I’ve been investigating alternate options to replace it. One thought was a Canon 6D, which would give me another full-frame chip with higher resolution, better color rendering and low-light performance, and I could keep all my existing lenses. But that would still have been really outside my budget. Even more so a 5D mk.3. Neither one would have solved my issue with weight, which quickly becomes an obstacle to regular use.
I looked at what I use my camera for- mostly events (as in documentary shooting, not commercial event photography), portraits and travel. I wanted something that would give me improved low-light performance, be much smaller and lighter, and give me the quality of glass I was used to with my Canon L lenses.
I turned to mirrorless cameras, did some looking around, and after getting feedback from some trusted friends, arrived here:
The Fuji X-T1. It has a 16 megapixel APS-C sensor, a line of outstanding lenses in the focal length range I use the most, and as you can see in the photo above, is quite a bit smaller than the 5D. Not to mention quite a bit more affordable.
Right now I only have the “kit” zoom lens. Calling this a kit lens is a bit like calling the 24-105 L lens with my 5D a kit lens. It’s an 18-55, or the equivalent of a 27-84 in 35mm/full-frame terms. A maximum aperture of f2.8-f4 means for a compact zoom, it’s quite fast. It also has optical image stabilization, a nice plus when shooting hand-held in low light.

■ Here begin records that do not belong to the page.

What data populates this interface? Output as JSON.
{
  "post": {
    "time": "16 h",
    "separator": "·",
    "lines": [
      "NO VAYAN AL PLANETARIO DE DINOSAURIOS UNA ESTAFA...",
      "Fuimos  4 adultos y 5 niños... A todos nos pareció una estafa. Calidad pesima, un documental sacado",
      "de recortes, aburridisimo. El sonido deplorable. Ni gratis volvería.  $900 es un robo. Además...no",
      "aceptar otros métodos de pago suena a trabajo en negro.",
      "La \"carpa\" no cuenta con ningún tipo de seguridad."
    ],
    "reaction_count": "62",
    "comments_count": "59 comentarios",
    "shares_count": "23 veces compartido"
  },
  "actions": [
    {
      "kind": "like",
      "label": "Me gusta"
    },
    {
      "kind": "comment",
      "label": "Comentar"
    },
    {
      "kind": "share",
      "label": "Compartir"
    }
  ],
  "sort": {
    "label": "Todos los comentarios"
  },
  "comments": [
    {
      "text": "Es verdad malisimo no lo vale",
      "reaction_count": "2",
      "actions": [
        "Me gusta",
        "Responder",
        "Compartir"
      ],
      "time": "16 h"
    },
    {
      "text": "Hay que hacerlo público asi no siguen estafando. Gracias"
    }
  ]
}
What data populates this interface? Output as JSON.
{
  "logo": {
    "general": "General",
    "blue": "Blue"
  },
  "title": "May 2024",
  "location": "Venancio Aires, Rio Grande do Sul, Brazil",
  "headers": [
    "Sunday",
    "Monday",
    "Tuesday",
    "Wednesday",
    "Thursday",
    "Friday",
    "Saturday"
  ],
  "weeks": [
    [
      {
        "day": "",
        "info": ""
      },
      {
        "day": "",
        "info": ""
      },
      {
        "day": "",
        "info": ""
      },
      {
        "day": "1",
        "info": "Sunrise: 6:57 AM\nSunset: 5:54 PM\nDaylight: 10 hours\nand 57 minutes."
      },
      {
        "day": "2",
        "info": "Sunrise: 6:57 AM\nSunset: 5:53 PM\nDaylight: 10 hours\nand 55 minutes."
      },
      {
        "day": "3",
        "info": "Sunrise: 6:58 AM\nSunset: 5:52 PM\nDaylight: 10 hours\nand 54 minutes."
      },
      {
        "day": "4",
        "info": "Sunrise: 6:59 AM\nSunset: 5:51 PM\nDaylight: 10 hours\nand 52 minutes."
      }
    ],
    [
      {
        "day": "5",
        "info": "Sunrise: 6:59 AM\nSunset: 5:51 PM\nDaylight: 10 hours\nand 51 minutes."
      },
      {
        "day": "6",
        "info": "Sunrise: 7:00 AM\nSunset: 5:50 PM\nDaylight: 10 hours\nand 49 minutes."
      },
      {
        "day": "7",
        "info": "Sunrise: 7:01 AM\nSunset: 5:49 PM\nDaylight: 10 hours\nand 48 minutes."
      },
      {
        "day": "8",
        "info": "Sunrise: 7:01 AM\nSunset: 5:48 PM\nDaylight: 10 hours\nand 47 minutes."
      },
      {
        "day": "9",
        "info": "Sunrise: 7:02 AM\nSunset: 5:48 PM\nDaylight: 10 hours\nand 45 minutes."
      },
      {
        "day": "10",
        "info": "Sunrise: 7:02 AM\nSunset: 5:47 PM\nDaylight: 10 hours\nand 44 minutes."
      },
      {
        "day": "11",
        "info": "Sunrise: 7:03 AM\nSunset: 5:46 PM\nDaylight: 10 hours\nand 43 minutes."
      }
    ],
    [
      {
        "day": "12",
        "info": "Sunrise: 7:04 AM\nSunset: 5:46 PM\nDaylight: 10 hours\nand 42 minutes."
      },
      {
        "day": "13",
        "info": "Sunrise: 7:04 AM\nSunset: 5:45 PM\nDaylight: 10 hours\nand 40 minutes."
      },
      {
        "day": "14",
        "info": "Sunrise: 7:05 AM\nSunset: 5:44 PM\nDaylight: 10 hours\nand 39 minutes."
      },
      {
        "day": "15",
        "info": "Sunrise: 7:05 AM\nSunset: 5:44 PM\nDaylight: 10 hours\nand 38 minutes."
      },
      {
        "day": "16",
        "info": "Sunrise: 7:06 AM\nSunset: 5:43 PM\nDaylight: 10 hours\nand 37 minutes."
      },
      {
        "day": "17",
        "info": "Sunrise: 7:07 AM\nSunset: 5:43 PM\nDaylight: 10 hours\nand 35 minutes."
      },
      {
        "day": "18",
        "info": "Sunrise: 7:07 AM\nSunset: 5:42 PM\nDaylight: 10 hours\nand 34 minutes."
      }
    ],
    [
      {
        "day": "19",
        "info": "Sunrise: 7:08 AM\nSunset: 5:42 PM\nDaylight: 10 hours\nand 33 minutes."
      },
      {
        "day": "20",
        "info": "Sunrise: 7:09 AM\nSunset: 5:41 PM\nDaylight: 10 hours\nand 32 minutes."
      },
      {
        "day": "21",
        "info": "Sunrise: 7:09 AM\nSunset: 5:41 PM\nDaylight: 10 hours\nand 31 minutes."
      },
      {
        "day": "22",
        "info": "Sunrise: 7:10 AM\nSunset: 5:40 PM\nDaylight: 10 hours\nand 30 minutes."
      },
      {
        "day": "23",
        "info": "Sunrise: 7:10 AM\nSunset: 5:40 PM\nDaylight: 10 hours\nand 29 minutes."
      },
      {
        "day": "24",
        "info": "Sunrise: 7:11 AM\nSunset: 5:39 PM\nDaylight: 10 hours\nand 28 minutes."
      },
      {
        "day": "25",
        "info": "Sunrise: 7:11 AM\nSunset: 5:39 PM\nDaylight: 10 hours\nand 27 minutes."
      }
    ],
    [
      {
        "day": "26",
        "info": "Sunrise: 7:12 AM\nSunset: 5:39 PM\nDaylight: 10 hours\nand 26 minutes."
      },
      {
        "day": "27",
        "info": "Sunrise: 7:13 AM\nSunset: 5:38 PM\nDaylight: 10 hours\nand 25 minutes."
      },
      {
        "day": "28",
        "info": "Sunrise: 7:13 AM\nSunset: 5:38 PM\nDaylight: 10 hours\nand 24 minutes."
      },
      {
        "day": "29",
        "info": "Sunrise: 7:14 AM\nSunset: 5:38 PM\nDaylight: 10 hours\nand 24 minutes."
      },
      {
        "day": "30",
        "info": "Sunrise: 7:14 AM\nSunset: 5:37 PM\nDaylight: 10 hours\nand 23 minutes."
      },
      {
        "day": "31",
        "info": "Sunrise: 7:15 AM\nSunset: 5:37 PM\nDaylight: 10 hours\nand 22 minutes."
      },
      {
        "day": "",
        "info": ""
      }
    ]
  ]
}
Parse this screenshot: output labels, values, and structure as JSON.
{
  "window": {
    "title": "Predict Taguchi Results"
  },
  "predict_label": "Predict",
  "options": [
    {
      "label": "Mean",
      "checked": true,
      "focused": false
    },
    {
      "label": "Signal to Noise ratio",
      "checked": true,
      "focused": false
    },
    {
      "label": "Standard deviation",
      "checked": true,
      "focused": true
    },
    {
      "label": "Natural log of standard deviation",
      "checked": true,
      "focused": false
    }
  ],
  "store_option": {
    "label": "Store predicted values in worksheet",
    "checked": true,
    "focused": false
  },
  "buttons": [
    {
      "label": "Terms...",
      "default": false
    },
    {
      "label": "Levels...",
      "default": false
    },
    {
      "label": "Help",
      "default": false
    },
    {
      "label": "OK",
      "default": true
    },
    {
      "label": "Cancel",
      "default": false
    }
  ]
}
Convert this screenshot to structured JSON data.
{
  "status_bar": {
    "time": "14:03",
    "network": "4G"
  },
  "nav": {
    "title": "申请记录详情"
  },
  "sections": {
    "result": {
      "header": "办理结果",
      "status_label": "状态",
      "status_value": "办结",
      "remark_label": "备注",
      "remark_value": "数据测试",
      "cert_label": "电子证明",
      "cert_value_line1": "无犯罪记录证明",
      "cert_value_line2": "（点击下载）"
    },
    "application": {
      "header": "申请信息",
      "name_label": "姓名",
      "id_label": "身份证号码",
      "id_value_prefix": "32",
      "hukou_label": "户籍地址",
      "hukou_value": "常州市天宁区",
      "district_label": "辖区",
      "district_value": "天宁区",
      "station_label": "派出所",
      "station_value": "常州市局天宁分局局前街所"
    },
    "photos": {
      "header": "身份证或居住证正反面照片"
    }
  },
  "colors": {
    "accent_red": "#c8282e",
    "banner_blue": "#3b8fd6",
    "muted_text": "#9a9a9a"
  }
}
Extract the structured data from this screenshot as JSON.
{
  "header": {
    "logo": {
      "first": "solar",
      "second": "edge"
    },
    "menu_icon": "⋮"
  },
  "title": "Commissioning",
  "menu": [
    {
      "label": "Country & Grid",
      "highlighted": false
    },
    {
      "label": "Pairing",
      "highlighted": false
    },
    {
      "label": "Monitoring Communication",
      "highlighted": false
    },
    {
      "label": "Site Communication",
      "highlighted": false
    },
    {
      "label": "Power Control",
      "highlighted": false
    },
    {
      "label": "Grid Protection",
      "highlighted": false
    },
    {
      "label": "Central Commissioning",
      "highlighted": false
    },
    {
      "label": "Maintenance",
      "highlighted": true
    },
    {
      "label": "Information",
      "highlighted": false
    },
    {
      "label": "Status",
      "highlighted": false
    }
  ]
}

Things I like about the lens: image quality is excellent. The range of focal lengths covered is very useful. It does a great job with both near and distant subjects. The out-of-focus rendering is pleasant.
Things I don’t like: switching from autofocus to manual requires a separate switch to be toggled. That switch is small and on the back of the barrel, close to the body, so toggling it requires taking the camera away from your eye. The aperture control ring is not mechanical with defined click-stops, but is instead electronic, making it hard to tell if you’re turning it the right way, and easy to turn it away from your preferred f-stop.
This is not a problem with their prime lenses, two of which I will be acquiring soon.
Also, as you can see, the image quality and color rendition of the image chip in the X-T1 leaves nothing to be desired even at relatively high ISO. The dogwood bloom at night was shot at ISO 6400. It has two extended range ISO settings above that, but I have yet to explore those.
The camera has a whole host of other options including film emulsion emulation modes (all of these were shot in Astia simulation, which is a little lower in contrast with a slightly less saturated palette for more pleasing portraits). It also has black and white modes, including red filter and yellow filter simulations.
Some environmental portraits:
A black-and-white shot with the red filter mode on: